And be assured, Colorado’s strict campaign finance limits have not cut off the direct flow of campaign cash to lawmakers–just spread it out a little:

In addition to lobbying, subprime and payday lenders gave $126,925.01 in contributions to various candidates and committees between 2012 and 2015. For example, industry participants and associated groups such as political action committees gave $32,526.32 in contributions to legislators in the 2016 Colorado General Assembly. Even though political contribution amounts were not large due to Colorado’s strict campaign contribution limits, they were widely distributed among members of the 2016 legislature. More than two-thirds of the 2016 legislature, including 37 Democrats and 31 Republicans, [Pols emphasis] received contributions from industry participants or their associated PACs…

Here are the top 12 recipients of predatory lender cash in the Colorado General Assembly, listed with their vote on House Bill 15-1390:

loansharkdonations

The underlying point here is that Republicans can be fully expected to receive support from predatory lenders, and to reciprocate freely with votes that support the industry’s legislative agenda. But in Colorado’s divided legislature, support of at least some Democrats is necessary to pass anything.

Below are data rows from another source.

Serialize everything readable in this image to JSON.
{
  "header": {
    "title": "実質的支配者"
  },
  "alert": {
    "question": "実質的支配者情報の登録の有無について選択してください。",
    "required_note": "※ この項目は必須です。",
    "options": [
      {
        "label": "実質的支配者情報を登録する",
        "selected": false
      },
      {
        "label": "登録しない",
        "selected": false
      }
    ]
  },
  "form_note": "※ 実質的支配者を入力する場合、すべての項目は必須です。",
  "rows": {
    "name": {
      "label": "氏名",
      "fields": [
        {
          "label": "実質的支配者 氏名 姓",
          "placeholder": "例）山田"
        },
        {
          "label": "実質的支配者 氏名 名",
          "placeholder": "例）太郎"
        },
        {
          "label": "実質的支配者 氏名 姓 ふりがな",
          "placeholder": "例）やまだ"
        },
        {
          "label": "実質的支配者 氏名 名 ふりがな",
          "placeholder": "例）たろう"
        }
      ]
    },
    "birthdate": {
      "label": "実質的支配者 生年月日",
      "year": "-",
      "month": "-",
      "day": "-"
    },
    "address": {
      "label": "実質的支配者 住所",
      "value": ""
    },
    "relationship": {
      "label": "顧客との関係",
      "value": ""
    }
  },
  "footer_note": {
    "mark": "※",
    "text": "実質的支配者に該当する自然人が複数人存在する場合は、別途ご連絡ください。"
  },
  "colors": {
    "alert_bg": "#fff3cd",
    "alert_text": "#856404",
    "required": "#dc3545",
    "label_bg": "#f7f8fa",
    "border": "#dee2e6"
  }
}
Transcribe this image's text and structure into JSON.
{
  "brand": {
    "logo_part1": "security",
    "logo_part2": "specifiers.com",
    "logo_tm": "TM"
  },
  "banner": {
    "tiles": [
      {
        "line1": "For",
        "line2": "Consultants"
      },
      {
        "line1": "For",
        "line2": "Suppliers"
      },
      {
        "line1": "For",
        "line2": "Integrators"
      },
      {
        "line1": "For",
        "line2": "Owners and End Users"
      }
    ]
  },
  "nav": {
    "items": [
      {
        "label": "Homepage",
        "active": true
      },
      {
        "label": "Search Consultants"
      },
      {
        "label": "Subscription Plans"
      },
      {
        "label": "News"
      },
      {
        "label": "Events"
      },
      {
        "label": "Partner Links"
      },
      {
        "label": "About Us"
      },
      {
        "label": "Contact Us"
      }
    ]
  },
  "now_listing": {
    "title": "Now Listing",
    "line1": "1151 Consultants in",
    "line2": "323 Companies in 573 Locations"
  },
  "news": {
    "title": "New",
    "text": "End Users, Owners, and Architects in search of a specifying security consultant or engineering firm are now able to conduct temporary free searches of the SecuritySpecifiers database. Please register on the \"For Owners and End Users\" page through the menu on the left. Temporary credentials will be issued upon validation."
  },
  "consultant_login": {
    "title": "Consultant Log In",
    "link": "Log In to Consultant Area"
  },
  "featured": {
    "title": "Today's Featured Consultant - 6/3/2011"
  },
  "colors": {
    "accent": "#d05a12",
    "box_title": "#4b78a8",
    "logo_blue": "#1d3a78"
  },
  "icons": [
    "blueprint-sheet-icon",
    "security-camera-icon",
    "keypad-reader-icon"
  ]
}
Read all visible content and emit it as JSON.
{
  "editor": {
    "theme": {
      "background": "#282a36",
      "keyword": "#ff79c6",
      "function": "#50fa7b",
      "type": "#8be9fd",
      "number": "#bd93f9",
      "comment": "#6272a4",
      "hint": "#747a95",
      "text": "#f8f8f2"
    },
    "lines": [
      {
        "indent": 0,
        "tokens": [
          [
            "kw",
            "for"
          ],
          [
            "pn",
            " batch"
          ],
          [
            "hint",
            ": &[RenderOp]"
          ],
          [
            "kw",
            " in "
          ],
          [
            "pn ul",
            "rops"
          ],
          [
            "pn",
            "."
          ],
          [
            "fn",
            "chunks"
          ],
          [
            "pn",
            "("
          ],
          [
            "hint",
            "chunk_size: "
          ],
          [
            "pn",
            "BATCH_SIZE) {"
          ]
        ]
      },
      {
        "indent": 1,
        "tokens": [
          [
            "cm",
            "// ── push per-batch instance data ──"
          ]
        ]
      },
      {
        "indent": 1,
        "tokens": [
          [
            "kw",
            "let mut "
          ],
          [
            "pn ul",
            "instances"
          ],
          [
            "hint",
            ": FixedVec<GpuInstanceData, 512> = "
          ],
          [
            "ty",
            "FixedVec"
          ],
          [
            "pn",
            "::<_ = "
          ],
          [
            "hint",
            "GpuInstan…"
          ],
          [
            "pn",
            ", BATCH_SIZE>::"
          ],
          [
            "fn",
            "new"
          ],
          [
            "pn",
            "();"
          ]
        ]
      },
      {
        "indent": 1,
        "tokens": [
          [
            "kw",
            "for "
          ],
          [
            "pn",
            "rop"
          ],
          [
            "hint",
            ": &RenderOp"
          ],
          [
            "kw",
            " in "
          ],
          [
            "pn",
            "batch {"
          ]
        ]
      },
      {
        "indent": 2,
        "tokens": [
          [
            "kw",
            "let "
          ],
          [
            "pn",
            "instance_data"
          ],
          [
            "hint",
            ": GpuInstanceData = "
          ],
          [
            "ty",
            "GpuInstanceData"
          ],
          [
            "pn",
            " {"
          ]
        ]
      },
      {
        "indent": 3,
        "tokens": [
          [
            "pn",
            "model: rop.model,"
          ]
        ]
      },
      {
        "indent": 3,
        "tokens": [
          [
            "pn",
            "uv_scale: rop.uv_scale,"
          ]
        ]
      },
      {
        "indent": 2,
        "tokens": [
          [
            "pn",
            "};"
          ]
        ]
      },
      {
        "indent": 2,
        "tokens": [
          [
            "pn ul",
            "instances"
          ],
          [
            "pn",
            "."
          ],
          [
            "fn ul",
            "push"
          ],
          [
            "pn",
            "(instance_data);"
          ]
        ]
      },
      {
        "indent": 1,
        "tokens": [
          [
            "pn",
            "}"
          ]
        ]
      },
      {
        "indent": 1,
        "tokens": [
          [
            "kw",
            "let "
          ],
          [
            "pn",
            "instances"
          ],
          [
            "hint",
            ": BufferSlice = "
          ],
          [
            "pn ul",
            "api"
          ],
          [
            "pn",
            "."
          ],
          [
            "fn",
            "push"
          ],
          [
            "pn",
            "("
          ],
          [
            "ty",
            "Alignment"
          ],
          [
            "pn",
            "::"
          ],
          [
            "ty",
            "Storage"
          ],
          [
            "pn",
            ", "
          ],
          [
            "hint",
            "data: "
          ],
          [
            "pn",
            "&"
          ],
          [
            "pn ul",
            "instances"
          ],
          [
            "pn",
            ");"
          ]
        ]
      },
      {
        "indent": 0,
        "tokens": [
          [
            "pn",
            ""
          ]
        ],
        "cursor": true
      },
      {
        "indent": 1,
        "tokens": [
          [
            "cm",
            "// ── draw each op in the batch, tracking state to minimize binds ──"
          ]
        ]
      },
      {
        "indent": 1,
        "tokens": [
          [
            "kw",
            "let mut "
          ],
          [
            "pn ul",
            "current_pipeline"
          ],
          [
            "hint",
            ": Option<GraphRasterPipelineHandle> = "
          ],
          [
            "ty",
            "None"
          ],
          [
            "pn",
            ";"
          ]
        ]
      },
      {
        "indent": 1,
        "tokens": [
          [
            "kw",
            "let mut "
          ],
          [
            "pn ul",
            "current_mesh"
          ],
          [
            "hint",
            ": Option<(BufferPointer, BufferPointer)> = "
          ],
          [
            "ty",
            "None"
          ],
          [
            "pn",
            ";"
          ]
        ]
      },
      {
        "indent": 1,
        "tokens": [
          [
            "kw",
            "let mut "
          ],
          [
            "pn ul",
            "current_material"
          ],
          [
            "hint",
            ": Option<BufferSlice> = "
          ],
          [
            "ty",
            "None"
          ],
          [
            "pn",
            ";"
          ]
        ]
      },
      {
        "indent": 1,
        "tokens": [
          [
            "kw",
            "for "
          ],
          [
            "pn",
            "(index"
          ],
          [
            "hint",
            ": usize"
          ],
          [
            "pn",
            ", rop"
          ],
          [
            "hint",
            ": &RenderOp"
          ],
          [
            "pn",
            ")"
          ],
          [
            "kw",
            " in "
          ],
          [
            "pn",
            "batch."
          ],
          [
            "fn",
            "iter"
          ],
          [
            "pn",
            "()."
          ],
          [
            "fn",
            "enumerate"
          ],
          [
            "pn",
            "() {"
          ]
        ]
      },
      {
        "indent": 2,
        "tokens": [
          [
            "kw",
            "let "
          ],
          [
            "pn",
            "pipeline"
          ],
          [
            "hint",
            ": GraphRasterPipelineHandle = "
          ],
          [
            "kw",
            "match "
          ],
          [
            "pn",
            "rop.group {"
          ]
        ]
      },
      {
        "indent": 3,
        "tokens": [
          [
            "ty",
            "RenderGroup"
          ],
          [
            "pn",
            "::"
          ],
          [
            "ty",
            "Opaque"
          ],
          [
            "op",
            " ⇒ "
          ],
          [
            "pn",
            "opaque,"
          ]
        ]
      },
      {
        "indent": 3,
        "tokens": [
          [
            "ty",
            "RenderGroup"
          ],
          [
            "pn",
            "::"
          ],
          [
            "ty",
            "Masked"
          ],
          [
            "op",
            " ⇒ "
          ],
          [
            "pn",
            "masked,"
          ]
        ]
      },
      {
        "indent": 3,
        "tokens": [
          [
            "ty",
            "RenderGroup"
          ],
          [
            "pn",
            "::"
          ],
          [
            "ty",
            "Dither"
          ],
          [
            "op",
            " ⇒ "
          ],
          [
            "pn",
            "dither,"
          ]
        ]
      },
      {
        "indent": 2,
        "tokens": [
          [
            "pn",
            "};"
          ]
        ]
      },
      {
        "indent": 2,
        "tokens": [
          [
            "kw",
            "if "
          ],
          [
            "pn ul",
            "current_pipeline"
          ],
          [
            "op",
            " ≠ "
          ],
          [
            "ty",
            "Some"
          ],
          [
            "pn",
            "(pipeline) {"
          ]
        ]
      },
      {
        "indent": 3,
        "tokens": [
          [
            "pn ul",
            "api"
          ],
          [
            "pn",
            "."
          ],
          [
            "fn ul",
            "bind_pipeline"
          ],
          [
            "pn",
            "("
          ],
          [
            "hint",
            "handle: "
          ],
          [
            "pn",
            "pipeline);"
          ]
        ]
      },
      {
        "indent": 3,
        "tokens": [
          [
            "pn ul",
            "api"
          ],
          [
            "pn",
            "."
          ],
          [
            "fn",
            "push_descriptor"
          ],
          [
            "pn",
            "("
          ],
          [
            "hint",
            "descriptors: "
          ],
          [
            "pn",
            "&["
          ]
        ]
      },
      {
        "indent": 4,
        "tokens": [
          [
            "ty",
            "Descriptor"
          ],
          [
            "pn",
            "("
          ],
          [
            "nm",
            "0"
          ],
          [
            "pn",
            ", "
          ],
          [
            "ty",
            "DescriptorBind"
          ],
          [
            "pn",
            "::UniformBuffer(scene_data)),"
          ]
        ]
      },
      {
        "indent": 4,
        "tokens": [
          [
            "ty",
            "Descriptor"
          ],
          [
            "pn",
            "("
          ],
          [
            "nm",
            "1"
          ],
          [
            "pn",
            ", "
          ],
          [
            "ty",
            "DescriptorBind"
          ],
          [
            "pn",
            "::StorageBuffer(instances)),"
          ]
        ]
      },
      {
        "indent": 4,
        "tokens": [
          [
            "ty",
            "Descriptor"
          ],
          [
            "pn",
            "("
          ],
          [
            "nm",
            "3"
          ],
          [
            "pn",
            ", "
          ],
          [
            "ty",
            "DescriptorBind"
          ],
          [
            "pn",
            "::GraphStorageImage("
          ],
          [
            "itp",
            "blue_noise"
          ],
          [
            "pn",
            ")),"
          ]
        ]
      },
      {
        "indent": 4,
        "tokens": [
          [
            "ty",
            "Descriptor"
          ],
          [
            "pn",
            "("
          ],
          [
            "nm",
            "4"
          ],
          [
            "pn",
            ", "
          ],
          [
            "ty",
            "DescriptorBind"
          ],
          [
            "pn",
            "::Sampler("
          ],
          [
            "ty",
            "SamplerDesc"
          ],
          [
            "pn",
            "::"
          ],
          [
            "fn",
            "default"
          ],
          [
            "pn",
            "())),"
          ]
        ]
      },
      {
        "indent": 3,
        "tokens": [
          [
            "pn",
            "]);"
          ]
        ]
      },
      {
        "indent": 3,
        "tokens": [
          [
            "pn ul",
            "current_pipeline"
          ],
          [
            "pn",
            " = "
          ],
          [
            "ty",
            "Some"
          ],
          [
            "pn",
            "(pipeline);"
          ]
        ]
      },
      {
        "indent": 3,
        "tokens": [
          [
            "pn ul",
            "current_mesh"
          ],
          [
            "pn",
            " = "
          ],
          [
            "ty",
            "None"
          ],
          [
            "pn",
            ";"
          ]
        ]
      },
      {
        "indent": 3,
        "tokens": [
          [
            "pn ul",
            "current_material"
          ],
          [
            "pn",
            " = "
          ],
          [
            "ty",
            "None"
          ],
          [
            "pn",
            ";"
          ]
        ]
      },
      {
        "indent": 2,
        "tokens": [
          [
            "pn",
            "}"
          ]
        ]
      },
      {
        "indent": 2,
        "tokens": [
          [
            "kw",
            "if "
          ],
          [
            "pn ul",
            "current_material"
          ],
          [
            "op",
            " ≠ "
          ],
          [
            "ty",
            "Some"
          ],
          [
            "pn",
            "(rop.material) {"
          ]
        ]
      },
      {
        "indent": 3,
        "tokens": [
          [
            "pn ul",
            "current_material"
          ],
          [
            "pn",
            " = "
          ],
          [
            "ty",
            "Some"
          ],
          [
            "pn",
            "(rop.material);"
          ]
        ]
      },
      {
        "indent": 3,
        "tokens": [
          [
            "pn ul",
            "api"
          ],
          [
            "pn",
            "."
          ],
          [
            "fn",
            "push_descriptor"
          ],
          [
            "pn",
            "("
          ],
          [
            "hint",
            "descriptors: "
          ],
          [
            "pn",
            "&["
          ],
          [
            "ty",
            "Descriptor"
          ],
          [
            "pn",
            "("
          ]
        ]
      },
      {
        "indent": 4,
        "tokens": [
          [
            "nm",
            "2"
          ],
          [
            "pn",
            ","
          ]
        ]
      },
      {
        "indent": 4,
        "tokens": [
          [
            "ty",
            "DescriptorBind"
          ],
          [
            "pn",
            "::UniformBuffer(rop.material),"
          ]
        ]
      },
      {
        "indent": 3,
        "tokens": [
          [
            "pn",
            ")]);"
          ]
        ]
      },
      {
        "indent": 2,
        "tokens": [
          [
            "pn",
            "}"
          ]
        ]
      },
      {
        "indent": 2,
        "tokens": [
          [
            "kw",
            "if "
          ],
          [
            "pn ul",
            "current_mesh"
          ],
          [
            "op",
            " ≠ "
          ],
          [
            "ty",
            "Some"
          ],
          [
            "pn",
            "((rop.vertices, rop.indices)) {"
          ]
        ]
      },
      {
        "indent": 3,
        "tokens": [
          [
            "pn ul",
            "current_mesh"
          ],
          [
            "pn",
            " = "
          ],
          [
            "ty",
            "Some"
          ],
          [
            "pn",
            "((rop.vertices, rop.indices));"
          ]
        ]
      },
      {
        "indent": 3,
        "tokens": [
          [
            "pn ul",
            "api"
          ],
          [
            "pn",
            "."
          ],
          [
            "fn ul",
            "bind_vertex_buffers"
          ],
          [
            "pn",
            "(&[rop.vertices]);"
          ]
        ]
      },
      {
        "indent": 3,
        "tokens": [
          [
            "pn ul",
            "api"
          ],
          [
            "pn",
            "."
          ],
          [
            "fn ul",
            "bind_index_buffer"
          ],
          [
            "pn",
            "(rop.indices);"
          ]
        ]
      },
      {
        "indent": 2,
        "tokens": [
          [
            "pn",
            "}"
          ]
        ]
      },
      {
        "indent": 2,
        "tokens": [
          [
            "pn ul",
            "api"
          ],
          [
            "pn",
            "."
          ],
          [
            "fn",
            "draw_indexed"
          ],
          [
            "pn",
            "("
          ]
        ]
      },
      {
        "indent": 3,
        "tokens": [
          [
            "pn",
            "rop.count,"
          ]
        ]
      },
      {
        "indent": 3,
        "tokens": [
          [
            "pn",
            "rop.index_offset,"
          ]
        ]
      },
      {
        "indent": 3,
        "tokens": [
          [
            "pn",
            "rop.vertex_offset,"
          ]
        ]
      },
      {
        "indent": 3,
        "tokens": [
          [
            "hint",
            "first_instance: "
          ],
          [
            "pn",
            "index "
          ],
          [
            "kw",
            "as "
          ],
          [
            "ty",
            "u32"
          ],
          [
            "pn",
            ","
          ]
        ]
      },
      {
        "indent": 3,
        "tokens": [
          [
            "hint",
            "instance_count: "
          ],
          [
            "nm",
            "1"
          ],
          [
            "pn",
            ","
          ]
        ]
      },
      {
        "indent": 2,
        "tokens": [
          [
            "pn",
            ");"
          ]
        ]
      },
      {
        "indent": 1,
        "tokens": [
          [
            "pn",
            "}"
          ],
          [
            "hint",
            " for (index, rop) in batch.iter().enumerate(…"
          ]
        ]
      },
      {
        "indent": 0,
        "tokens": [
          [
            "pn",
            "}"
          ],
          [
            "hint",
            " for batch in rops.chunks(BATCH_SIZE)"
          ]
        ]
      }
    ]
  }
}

Consequently of the top six recipients of predatory lending cash on this list, four are Democrats. The top recipient just so happens to have been a Democratic “no” vote on last year’s bill.

It’s important to recognize that nothing we’re describing here is out of the ordinary for an industry seeking favorable treatment in the legislature. Lobbyists with good relationships with lawmakers work their connections. People and companies make perfectly legal donations. Lawmakers vote on stuff. There’s no conspiracy.

The problem is that, while legally operating, these lenders are objectively bad actors. Their products do not help people, they hurt them by strapping them with unaffordable and often inescapable debtby design. The extreme and in many cases hidden costs of borrowing money from predatory lenders is a moral as well as an economic problem, and the decision to regulate interest rates and keep loan terms fair is a moral judgment also made with the demonstrable best economic interests of consumers in mind.

So yes, there’s a lot at stake. And legislators–especially self-professed progressive Democratic legislators–who side with these loan sharks over their constituents should pay their own price.